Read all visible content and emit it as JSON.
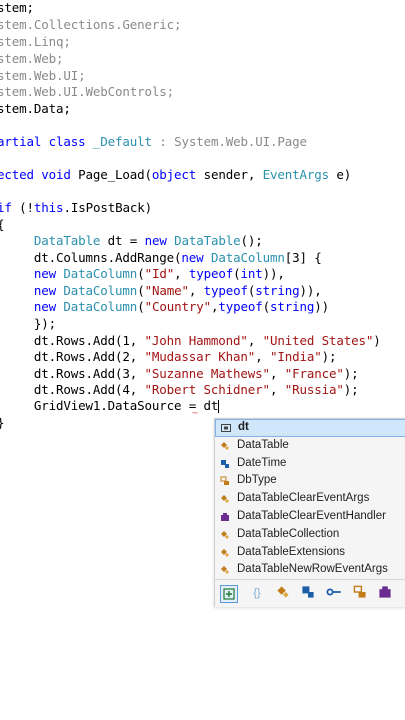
{
  "code": {
    "l1": "stem;",
    "l2": "stem.Collections.Generic;",
    "l3": "stem.Linq;",
    "l4": "stem.Web;",
    "l5": "stem.Web.UI;",
    "l6": "stem.Web.UI.WebControls;",
    "l7": "stem.Data;",
    "l8_kw": "artial class",
    "l8_name": "_Default",
    "l8_base": ": System.Web.UI.Page",
    "l9_kw": "ected void",
    "l9_rest": "Page_Load(",
    "l9_kw2": "object",
    "l9_rest2": "sender,",
    "l9_ty": "EventArgs",
    "l9_rest3": "e)",
    "l10_kw": "if",
    "l10_a": "(!",
    "l10_this": "this",
    "l10_b": ".IsPostBack)",
    "l11": "{",
    "l12_ty": "DataTable",
    "l12_a": "dt =",
    "l12_new": "new",
    "l12_ty2": "DataTable",
    "l12_b": "();",
    "l13_a": "dt.Columns.AddRange(",
    "l13_new": "new",
    "l13_ty": "DataColumn",
    "l13_b": "[3] {",
    "l14_new": "new",
    "l14_ty": "DataColumn",
    "l14_str": "\"Id\"",
    "l14_typeof": "typeof",
    "l14_int": "int",
    "l15_new": "new",
    "l15_ty": "DataColumn",
    "l15_str": "\"Name\"",
    "l15_typeof": "typeof",
    "l15_string": "string",
    "l16_new": "new",
    "l16_ty": "DataColumn",
    "l16_str": "\"Country\"",
    "l16_typeof": "typeof",
    "l16_string": "string",
    "l17": "});",
    "r1_a": "dt.Rows.Add(1,",
    "r1_s1": "\"John Hammond\"",
    "r1_s2": "\"United States\"",
    "r1_b": ")",
    "r2_a": "dt.Rows.Add(2,",
    "r2_s1": "\"Mudassar Khan\"",
    "r2_s2": "\"India\"",
    "r2_b": ");",
    "r3_a": "dt.Rows.Add(3,",
    "r3_s1": "\"Suzanne Mathews\"",
    "r3_s2": "\"France\"",
    "r3_b": ");",
    "r4_a": "dt.Rows.Add(4,",
    "r4_s1": "\"Robert Schidner\"",
    "r4_s2": "\"Russia\"",
    "r4_b": ");",
    "l22": "GridView1.DataSource = dt",
    "l23": "}"
  },
  "intellisense": {
    "items": [
      {
        "label": "dt",
        "icon": "local-variable-icon"
      },
      {
        "label": "DataTable",
        "icon": "class-icon"
      },
      {
        "label": "DateTime",
        "icon": "struct-icon"
      },
      {
        "label": "DbType",
        "icon": "enum-icon"
      },
      {
        "label": "DataTableClearEventArgs",
        "icon": "class-icon"
      },
      {
        "label": "DataTableClearEventHandler",
        "icon": "delegate-icon"
      },
      {
        "label": "DataTableCollection",
        "icon": "class-icon"
      },
      {
        "label": "DataTableExtensions",
        "icon": "class-icon"
      },
      {
        "label": "DataTableNewRowEventArgs",
        "icon": "class-icon"
      }
    ],
    "filters": [
      "expand-filter-icon",
      "namespace-filter-icon",
      "class-filter-icon",
      "struct-filter-icon",
      "interface-filter-icon",
      "enum-filter-icon",
      "delegate-filter-icon"
    ]
  },
  "colors": {
    "keyword": "#0000ff",
    "type": "#2b91af",
    "string": "#a31515",
    "selection": "#cfe6fb"
  }
}
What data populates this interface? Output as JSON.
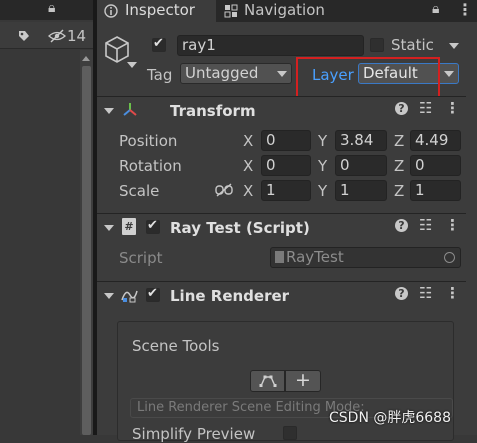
{
  "left_panel": {
    "lock_glyph": "⌂",
    "tag_icon": "tag-icon",
    "hidden_count": "14"
  },
  "tabs": {
    "inspector": "Inspector",
    "navigation": "Navigation"
  },
  "object": {
    "active": true,
    "name": "ray1",
    "static_label": "Static",
    "static_checked": false,
    "tag_label": "Tag",
    "tag_value": "Untagged",
    "layer_label": "Layer",
    "layer_value": "Default"
  },
  "transform": {
    "title": "Transform",
    "position_label": "Position",
    "rotation_label": "Rotation",
    "scale_label": "Scale",
    "axis_x": "X",
    "axis_y": "Y",
    "axis_z": "Z",
    "position": {
      "x": "0",
      "y": "3.84",
      "z": "4.49"
    },
    "rotation": {
      "x": "0",
      "y": "0",
      "z": "0"
    },
    "scale": {
      "x": "1",
      "y": "1",
      "z": "1"
    }
  },
  "ray_test": {
    "title": "Ray Test (Script)",
    "enabled": true,
    "script_label": "Script",
    "script_value": "RayTest"
  },
  "line_renderer": {
    "title": "Line Renderer",
    "enabled": true,
    "scene_tools_label": "Scene Tools",
    "plus_label": "+",
    "mode_text": "Line Renderer Scene Editing Mode:",
    "simplify_label": "Simplify Preview"
  },
  "watermark": "CSDN @胖虎6688",
  "colors": {
    "highlight_box": "#d42020",
    "layer_label": "#4aa0ff"
  }
}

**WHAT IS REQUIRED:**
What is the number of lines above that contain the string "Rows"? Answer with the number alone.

**PROBLEM SOLUTION:**
4